In 1824 in Washington, D.C., Ann Mattingly, widowed sister of the city's mayor, was miraculously cured of a ravaging cancer. Just days, or perhaps even hours, from her predicted demise, she arose from her sickbed free from agonizing pain and able to enjoy an additional thirty-one years of life. The Mattingly miracle purportedly came through the intervention of a charismatiIn 1824 in Washington, D.C., Ann Mattingly, widowed sister of the city's mayor, was miraculously cured of a ravaging cancer. Just days, or perhaps even hours, from her predicted demise, she arose from her sickbed free from agonizing pain and able to enjoy an additional thirty-one years of life. The Mattingly miracle purportedly came through the intervention of a charismatic German cleric, Prince Alexander Hohenlohe, who was credited already with hundreds of cures across Europe and Great Britain. Though nearly forgotten today, Mattingly's astonishing healing became a polarizing event. It heralded a rising tide of anti-Catholicism in the United States that would culminate in violence over the next two decades. Nancy L. Schultz deftly weaves analysis of this episode in American social and religious history together with the astonishing personal stories of both Ann Mattingly and the healer Prince Hohenlohe, around whom a cult was arising in Europe. Schultz's riveting book brings to light an early episode in the ongoing battle between faith and reason in the United States....
|Title||:||Mrs. Mattingly's Miracle: The Prince, the Widow, and the Cure That Shocked Washington City|
|Format Type||:||Kindle Edition|
|Number of Pages||:||287 Pages|
|Status||:||Available For Download|
|Last checked||:||21 Minutes ago!|
Mrs. Mattingly's Miracle: The Prince, the Widow, and the Cure That Shocked Washington City Reviews
One day in 1824, Mrs. Ann Mattingly was miraculously cured of terminal breast cancer just hours before her expected demise. The cure was arranged through the efforts of the Catholic Community through a German faith healer and cleric, Prince Hohenlohe. Mrs. Mattingly was a widow and the sister of Washington's mayor, Thomas Carberry. Within days, the word of her healing spread up and down the East Coast. Thousand of people flocked to Mr. Carberry's home to see Mrs. Mattingly. The mostly Jesuit leaders of Washington's Catholic religious community at what is today Georgetown University became concerned that this act of healing would be presented to the public in a sensational manner which would bring negative publicity and Anti - Catholic sentiment. The story of Mrs. Mattingly, her family and times are fascinatingly told by Ms. Schultz. Ms. Schultz also tells the story of the Washington Catholic Community from its founding at St. Mary's City in the Seventeenth Century to the early Nineteen Century.

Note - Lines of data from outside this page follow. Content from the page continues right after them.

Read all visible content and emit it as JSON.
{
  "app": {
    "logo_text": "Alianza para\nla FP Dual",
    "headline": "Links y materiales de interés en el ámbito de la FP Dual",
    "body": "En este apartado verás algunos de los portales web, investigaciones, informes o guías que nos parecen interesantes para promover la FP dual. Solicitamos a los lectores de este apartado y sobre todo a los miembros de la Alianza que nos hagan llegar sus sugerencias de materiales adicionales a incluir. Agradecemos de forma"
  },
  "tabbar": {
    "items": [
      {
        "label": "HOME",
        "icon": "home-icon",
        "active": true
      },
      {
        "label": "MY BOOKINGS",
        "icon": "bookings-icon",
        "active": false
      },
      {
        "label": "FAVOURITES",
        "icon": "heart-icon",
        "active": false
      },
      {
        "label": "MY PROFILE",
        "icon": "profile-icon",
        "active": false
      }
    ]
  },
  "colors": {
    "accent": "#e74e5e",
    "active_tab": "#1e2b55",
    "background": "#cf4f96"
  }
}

This book was badly in need of an editor. It jumped around, telling stories that had nothing to do with the topic at hand, other than a tangential relation to a distant relative of someone who might have been in the story. It neglected to really focus on the cure or on the times surrounding the cure, looking instead at a number of other minor miracles around the world and at the family drama that happened over several generations through the Mattingly family. The author seemed to confuse coincidence and correlation, and in general was not a very good philosophical thinker despite attempting to be one. Her strongest moments were when she was exploring the places of gender and race in 19th century American society and how they interacted with the role of the Catholic church. In all, I have to say, I'm glad it was short.
Gives an intimate look at Catholicism in the early American republic, through the prism of one woman's miraculous recovery from terminal breast cancer. Especially interesting given that many of the historical currents surrounding the event are still part of the ebb and flow of modern politics. The factionalism within the American Church, as well as the precursors to the anti-Catholic Know-Nothing party all have their echoes in such current events as the debate over the HHS birth control mandate.Overall, a very worthwhile read.
IN THE EARLY HOURS of March 10, 1824, Ann Mattingly, the sister of the mayor of Washington, D.C., lay on her sick bed, consumed with cancer. Her back was ulcerated. She had an incessant cough that sometimes gave way to fits so violent that they were “followed by puking large quantities of corrupted blood.”Read more...
I agree with a previous reviewer that this book could have benefited greatly from additional editing. It's a fascinating story and the beginning starts strong, but it suffered from digression and a lack of focus.
very engaging and the use the fiction element in each chapter was done very well. I could see Nancy doing other books about religion in the federalist period.
Good. The author is quite knowledgeable about Catholicism. I now want to read her book Fire and Roses.